What is required:
Output all records precisely as written.
** Opening Dataset excerpts block **
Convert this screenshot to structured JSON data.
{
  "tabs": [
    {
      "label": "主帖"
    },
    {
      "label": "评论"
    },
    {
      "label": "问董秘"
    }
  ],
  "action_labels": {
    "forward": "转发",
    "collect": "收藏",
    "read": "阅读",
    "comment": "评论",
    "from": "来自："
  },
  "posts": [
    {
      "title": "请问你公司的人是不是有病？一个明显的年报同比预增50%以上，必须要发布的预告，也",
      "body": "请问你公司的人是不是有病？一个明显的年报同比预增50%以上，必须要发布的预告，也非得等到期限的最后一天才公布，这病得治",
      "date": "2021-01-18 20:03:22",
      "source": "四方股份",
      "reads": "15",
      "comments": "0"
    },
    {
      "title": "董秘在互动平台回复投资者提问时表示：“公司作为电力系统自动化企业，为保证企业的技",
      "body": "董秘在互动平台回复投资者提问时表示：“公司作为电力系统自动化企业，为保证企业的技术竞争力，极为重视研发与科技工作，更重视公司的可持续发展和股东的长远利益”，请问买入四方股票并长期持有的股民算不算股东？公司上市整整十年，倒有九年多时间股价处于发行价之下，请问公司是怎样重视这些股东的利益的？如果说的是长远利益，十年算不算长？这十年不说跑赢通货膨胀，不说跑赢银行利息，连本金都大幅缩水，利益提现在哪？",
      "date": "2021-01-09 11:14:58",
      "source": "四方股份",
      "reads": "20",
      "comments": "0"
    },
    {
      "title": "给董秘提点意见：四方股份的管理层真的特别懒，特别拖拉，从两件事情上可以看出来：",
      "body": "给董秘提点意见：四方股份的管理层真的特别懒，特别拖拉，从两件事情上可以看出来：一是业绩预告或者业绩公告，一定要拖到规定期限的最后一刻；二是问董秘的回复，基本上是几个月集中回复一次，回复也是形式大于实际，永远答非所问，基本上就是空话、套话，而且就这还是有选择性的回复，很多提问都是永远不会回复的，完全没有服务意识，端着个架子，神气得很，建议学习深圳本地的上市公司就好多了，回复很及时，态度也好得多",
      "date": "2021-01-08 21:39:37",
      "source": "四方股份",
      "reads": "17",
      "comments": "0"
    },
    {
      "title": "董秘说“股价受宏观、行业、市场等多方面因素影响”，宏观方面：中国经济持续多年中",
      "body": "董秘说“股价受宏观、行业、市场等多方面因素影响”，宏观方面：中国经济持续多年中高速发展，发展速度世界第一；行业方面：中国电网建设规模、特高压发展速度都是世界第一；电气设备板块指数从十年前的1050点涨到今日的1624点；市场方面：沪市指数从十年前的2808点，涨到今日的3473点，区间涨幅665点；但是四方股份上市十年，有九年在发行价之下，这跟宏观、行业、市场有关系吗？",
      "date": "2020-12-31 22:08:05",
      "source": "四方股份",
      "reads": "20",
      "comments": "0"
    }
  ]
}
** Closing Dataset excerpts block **
Answer below:
Convert this screenshot to structured JSON data.
{
  "tabs": [
    {
      "label": "主帖"
    },
    {
      "label": "评论"
    },
    {
      "label": "问董秘"
    }
  ],
  "action_labels": {
    "forward": "转发",
    "collect": "收藏",
    "read": "阅读",
    "comment": "评论",
    "from": "来自："
  },
  "posts": [
    {
      "title": "请问你公司的人是不是有病？一个明显的年报同比预增50%以上，必须要发布的预告，也",
      "body": "请问你公司的人是不是有病？一个明显的年报同比预增50%以上，必须要发布的预告，也非得等到期限的最后一天才公布，这病得治",
      "date": "2021-01-18 20:03:22",
      "source": "四方股份",
      "reads": "15",
      "comments": "0"
    },
    {
      "title": "董秘在互动平台回复投资者提问时表示：“公司作为电力系统自动化企业，为保证企业的技",
      "body": "董秘在互动平台回复投资者提问时表示：“公司作为电力系统自动化企业，为保证企业的技术竞争力，极为重视研发与科技工作，更重视公司的可持续发展和股东的长远利益”，请问买入四方股票并长期持有的股民算不算股东？公司上市整整十年，倒有九年多时间股价处于发行价之下，请问公司是怎样重视这些股东的利益的？如果说的是长远利益，十年算不算长？这十年不说跑赢通货膨胀，不说跑赢银行利息，连本金都大幅缩水，利益提现在哪？",
      "date": "2021-01-09 11:14:58",
      "source": "四方股份",
      "reads": "20",
      "comments": "0"
    },
    {
      "title": "给董秘提点意见：四方股份的管理层真的特别懒，特别拖拉，从两件事情上可以看出来：",
      "body": "给董秘提点意见：四方股份的管理层真的特别懒，特别拖拉，从两件事情上可以看出来：一是业绩预告或者业绩公告，一定要拖到规定期限的最后一刻；二是问董秘的回复，基本上是几个月集中回复一次，回复也是形式大于实际，永远答非所问，基本上就是空话、套话，而且就这还是有选择性的回复，很多提问都是永远不会回复的，完全没有服务意识，端着个架子，神气得很，建议学习深圳本地的上市公司就好多了，回复很及时，态度也好得多",
      "date": "2021-01-08 21:39:37",
      "source": "四方股份",
      "reads": "17",
      "comments": "0"
    },
    {
      "title": "董秘说“股价受宏观、行业、市场等多方面因素影响”，宏观方面：中国经济持续多年中",
      "body": "董秘说“股价受宏观、行业、市场等多方面因素影响”，宏观方面：中国经济持续多年中高速发展，发展速度世界第一；行业方面：中国电网建设规模、特高压发展速度都是世界第一；电气设备板块指数从十年前的1050点涨到今日的1624点；市场方面：沪市指数从十年前的2808点，涨到今日的3473点，区间涨幅665点；但是四方股份上市十年，有九年在发行价之下，这跟宏观、行业、市场有关系吗？",
      "date": "2020-12-31 22:08:05",
      "source": "四方股份",
      "reads": "20",
      "comments": "0"
    }
  ]
}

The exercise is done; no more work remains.